BILL M'GOWAN, 58,
UMPIRE 41 YEARS
Dean of American League Arbiters Dies in Maryland — In Majors 3 Decades
SILVER SPRINGS, Md., Dec. 9 (UP) — Bill McGowan, who retired recently after having served as an American League umpire for thirty years, died here today at his home. He had suffered two heart attacks in less than a week. He was 58 years old.
Surviving are his widow, Magdalein; a son, William A., Jr.; a foster son, Airman 2/C William A.; a brother John, and two sisters, Mrs. Jane Weaver and Mrs. Dan Buckley.
Started Career at 17
William Aloysius McGowan was an official in baseball for forty-one years. He made his debut in 1913 at the age of 17, when he joined the Tri-State League. He was appointed to the majors in 1925 and his ability to "call 'em right" was quickly recognized. He was accepted as the No. 1 umpire in the circuit. His nickname, in fact, was "No. 1." He officiated in eight world series and five All-Star games.
Mr. McGowan conducted an umpire school in Florida for years. Many young umpires now in organized baseball were tutored by him. He was a stickler for hustling and physical fitness.
Although Mr. McGowan believed an umpire should always have "tact in dealing with difficult siutations," he, himself, was not immune to suspensions.
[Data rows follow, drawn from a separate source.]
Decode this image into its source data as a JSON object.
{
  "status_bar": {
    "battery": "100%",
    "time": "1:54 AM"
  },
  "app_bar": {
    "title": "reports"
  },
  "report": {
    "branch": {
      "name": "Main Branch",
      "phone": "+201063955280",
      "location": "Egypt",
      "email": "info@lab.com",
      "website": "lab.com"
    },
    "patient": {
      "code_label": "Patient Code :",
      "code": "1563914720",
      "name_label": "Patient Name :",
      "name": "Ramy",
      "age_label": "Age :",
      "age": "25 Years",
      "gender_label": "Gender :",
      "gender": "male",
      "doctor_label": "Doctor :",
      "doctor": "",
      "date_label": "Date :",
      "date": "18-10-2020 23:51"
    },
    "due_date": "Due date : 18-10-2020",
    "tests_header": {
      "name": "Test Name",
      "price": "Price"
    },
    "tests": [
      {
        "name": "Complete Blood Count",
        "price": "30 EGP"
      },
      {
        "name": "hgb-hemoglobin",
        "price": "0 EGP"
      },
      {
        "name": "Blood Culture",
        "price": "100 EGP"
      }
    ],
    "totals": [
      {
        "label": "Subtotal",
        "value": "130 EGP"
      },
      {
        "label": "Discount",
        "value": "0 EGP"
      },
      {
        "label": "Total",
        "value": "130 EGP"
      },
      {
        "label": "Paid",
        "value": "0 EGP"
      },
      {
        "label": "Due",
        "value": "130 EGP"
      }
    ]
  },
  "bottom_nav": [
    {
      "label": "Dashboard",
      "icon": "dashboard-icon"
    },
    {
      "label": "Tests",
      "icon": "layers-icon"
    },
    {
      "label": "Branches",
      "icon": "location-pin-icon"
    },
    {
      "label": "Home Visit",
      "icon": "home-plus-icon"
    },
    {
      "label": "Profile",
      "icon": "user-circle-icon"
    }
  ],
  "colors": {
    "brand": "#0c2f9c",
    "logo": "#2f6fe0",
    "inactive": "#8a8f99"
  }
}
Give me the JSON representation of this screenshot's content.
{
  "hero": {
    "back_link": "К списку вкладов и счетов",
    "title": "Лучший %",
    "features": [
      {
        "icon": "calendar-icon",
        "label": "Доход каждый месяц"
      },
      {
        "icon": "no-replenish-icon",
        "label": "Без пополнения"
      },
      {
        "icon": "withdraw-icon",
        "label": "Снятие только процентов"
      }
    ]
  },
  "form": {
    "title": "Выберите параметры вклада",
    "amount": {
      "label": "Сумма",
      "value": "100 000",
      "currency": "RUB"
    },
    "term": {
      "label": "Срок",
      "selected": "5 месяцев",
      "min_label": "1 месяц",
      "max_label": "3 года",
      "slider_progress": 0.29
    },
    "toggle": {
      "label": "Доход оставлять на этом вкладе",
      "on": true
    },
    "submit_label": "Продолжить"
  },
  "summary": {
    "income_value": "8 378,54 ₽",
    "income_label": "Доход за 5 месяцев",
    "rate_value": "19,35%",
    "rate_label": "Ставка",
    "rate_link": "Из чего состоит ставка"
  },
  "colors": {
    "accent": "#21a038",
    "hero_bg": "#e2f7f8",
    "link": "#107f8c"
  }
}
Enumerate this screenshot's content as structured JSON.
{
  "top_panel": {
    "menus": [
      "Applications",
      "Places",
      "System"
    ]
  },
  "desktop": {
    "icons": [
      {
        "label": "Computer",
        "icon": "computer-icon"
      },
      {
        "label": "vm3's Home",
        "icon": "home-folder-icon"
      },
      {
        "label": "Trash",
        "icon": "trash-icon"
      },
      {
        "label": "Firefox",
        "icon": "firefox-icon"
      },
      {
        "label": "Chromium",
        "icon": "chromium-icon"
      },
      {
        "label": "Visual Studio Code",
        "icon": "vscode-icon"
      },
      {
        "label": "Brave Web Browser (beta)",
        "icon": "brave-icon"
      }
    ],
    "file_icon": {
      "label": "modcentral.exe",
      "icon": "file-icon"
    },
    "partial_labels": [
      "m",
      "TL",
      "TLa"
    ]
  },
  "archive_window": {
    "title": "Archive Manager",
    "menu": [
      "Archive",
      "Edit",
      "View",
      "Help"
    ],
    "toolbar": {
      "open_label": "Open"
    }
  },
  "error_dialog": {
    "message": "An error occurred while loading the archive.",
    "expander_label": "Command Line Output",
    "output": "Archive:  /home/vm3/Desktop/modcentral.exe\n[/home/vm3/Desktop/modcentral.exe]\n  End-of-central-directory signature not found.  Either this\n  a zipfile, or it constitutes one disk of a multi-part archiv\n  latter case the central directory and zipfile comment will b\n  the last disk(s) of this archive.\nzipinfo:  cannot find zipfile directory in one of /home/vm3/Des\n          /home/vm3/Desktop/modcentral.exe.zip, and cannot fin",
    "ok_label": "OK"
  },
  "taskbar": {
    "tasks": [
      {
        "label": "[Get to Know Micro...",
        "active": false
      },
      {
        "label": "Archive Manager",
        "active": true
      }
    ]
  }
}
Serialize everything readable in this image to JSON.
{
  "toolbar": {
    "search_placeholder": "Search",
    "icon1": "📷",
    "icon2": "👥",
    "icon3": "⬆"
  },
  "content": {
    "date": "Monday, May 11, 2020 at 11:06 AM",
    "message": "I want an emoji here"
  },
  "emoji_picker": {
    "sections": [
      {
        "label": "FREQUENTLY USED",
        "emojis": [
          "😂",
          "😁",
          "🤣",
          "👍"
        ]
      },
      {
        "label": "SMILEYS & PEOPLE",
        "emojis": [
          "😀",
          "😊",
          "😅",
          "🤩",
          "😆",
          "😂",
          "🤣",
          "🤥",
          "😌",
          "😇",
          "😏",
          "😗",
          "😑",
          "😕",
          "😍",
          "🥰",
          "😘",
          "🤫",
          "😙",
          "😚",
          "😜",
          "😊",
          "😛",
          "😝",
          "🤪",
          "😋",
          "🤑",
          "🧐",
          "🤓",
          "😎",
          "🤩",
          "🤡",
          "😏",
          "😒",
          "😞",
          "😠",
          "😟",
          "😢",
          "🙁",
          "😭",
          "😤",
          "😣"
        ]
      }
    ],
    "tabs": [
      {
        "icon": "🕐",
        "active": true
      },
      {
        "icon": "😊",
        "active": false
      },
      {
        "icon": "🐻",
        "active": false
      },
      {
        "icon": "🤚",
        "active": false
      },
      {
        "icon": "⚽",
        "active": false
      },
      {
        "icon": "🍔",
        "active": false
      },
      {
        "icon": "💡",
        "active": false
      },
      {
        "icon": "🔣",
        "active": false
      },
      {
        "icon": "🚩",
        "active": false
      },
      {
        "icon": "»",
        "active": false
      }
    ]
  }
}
Twice during his major-league career he was suspended by the president of the American League.
Until 1942, when plagued with arthritis, he did not miss working in a game to which he had been assigned. By working in some 2,600 consecutive contests, he was stamped as the "Iron Man" of the umpires.
However, in 1948, Mr. McGowan was suspended for ten days without salary. He was charged with having thrown baseball and his ball-strike indicator at Washington players and also with having used offensive language.
In 1952, he ejected a player from a game at St. Louis. The press asked the umpire to identify the banised man. He refused and a protest was made to Will Harridge, president of the American League. Mr. Harridge suspended Mr. McGowan for his action.
But the events soon were forgotten and at no time was his ability or honesty questioned. Only last week, when Mr. McGowan's request for retirement was granted, and a life pension voted to him, baseball men here for the major-league winter meetings, were referring to him as "the best."